Mercury has an unusual composition: It seems to consist mostly of metal, which is otherwise common in the cores of planets. Also, Mercury's rocks are rich in volatile materials, which could not have formed as near to the Sun as Mercury is today (cf. https://www.ldeo.columbia.edu/news-events/messenger-data-reveals-evidence-ancient-carbon-rich-crust-mercury). Therefore, astronomers have conjectured that some cataclysmic event (eg. a collision) might have thrown Mercury closer to the Sun and ripped off most of its crust.
Now the question is: What became of the crust? And since the asteroid belt is not very rich in metal (or is it? Did I misunderstand?), I wonder whether its origin might have been said collision (probably with Mars, or possibly with Ceres).
Also, the asteroid belt is rather carbon-rich, just like the remnant of Mercury's crust (https://progearthplanetsci.springeropen.com/articles/10.1186/s40645-019-0312-z). Coincidence?
Perhaps, one could even make sense of it from a physical perspective: Crust and mantle might have "repelled" each other, that is, by Newton's principle of contrary motion, the two would have travelled in different directions, Mercury inwards and the debree outwards. (EDIT: To clarify this point: An object might have hit primordial Mercury, causing its crust to separate from what's now Mercury, so the crust may have first pushed Mercury, and then seperated and went off in the opposite direction.)
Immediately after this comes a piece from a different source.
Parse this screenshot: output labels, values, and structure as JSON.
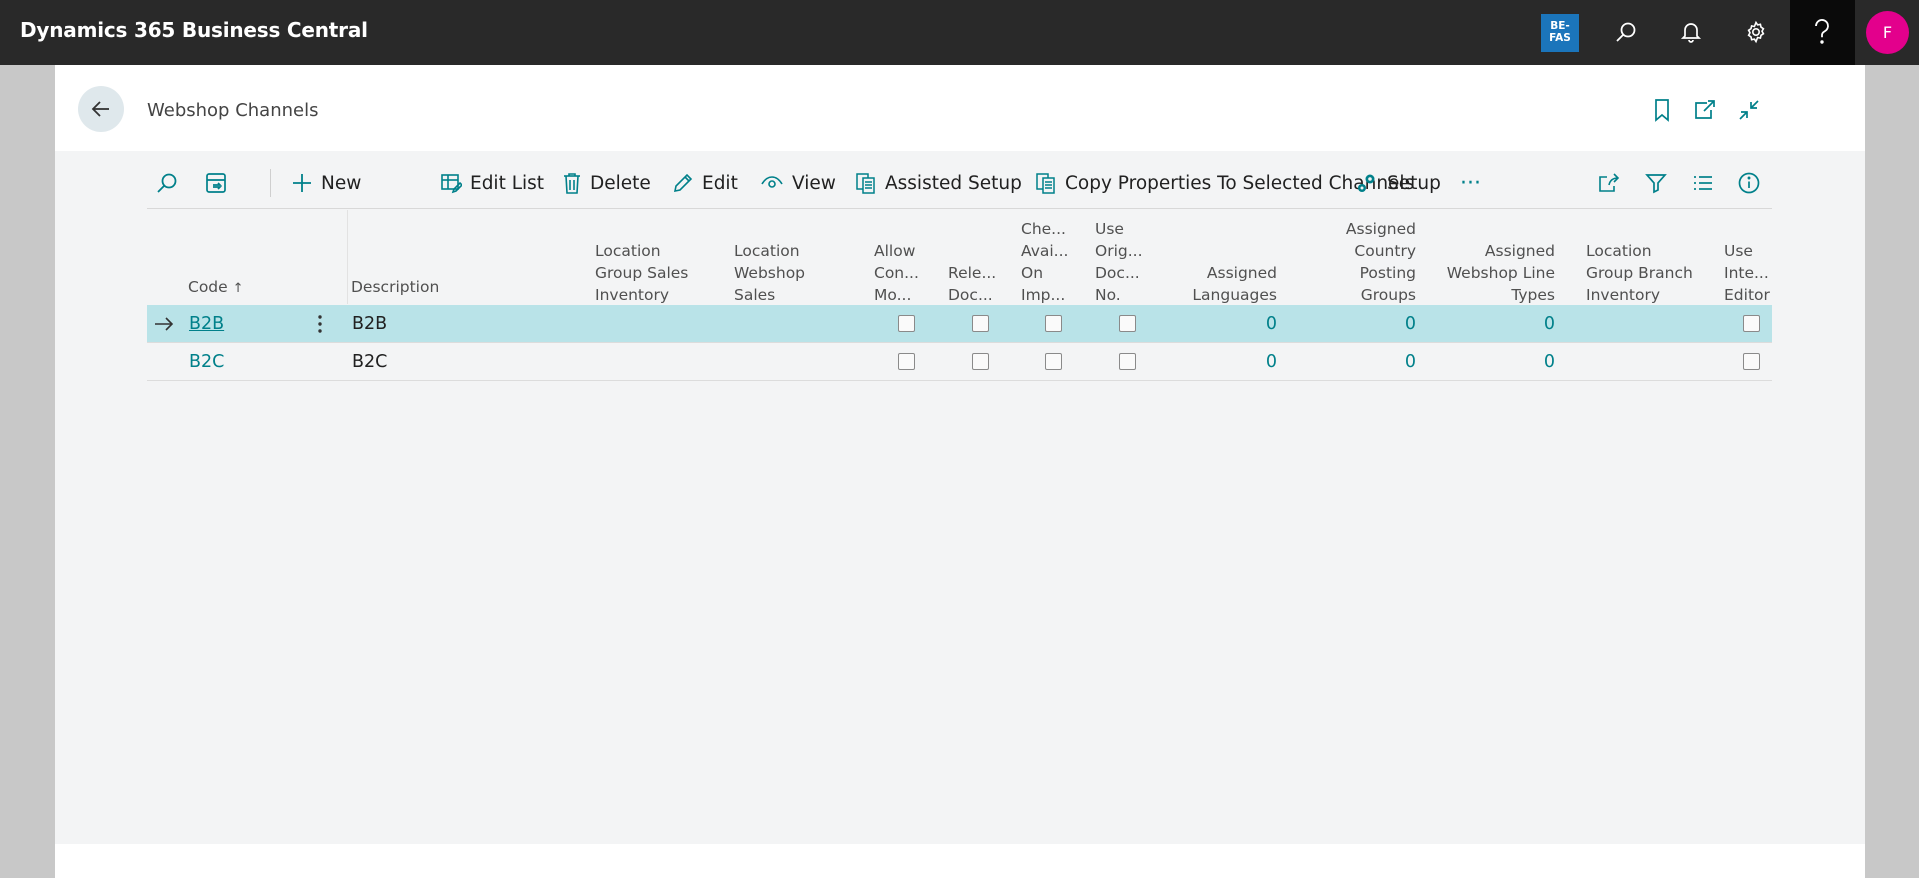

Also, the mass of the asteroid belt is little enough so that all could have come from Mercury's former crust. Indeed, it totals roughly twice the mass of Pluto's moon Charon.